A third implication is that what seems like a sudden change in mainstream opinions can result from a shift in what is acceptable to voice, not in what people think. A prominent public figure getting away with saying something controversial may make others feel safe to do the same.

A fourth implication is that highly vocal holders of a minority opinion can end up having a disproportionate influence on public discourse. This notion can be especially true if that minority is within a group that already has a lot of power. The internet makes it possible for a vocal minority to make their opinions seem far more prevalent than they actually are—and, therefore, more acceptable.

To cut this distortion, I have developed a process (graphic below) under my brand Thinking4Tomorrow. Let’s use losing weight and getting into shape as our target goal. Notice below that starting at awareness, you are listening, watching, studying, and learning while asking why. You begin to research the predominant approaches to getting into shape—cardio, weights, diet, and combinations of the three. Hundreds of self-help books line the bookshelves offering “the answer” to refining your physical form, providing a firehose of information. We need to distill and simplify through trial and error.

Through research, you learn you must burn more calories and fat than you consume to lose fat. To build muscle, you must provide resistance training and weights. Cardio requires raising your heart rate by biking, fast hiking, or running. Whatever strategy you choose requires daily consistency to achieve results.

In your research phase, you ask great questions and arrive at a plan of action to test reality. Opinions of friends, family, and experts are filtered into your thinking and decision process, but you are testing your reality. Everyone’s body is a little different. What works well for one person might not work for another; this is your reality. You’re the one getting in shape.

You test reality by trial and error, literally mastering the imperfections of reality to arrive at success or failure. You will become an expert on your body. Why? It’s your body in the mirror, not someone else’s.
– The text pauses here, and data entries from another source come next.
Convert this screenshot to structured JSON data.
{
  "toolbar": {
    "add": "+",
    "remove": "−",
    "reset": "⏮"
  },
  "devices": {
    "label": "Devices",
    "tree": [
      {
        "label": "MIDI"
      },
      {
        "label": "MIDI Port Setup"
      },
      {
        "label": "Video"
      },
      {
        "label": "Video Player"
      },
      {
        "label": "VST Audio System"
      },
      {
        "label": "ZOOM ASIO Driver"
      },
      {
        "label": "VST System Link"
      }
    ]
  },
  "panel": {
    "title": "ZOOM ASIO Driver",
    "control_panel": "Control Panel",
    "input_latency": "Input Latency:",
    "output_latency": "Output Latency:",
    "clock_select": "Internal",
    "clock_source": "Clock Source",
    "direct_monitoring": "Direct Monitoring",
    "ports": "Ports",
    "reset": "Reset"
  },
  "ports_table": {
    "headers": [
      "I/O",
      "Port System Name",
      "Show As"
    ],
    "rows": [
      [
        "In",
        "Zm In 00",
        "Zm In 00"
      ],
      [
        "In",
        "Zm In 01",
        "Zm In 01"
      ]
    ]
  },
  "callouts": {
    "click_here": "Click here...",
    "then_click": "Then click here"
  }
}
The cool part comes next. As you see results, success fuels confidence. Confidence shapes your attitudes. Attitudes enrich your awareness. With your newly refined awareness, you can repeatedly tweak your “getting in shape” process. Your passion for the “process of getting results” makes you relevant in your little slice of the world. People will ask you what you are doing to be fit, happy, and vital. And that validation feels good!

Passionate, relevant, and armed with a process for change, you have power over your circumstance. And, trust me when I say power is the ultimate aphrodisiac.

This process works on any facet of your life. Coupling. Career. Raising kids. Or your pastimes and hobbies. I will leave you with a mindset checklist to get your mind cranking.

  1. Making conscious decisions dictate your day—not fears or impulses.
  2. Think at least four steps ahead of big decisions
  3. Happiness is not how many things you get done but how well you do them.
  4. Listen to hear, not to reply. Watch to observe, not intervene.
  5. Remember, you are the only person responsible for your life and happiness.
  6. Life will never get easier; you will get smarter, more passionate, strategic, and persistent.

This post has been very academic sounding and formal to achieve a certain gravitas in presentation. In more informal terms, the spiral of silence in 1974 is today’s political correctness. The movers and shakers of PC effort to end debate on myriad social issues as if their opinion and voice ended all discussion. We have reached the end of the debate on issues like gravity, the speed of sound, and 1 + 1 =2. However, the arguments persist on the more pressing issues of our day because social failures are many and solutions are few.

I will leave you with this quote to chew on. “To learn who rules over you, simply find out whom you are not allowed to criticize.” –Voltaire.

Until next time. Stay safe.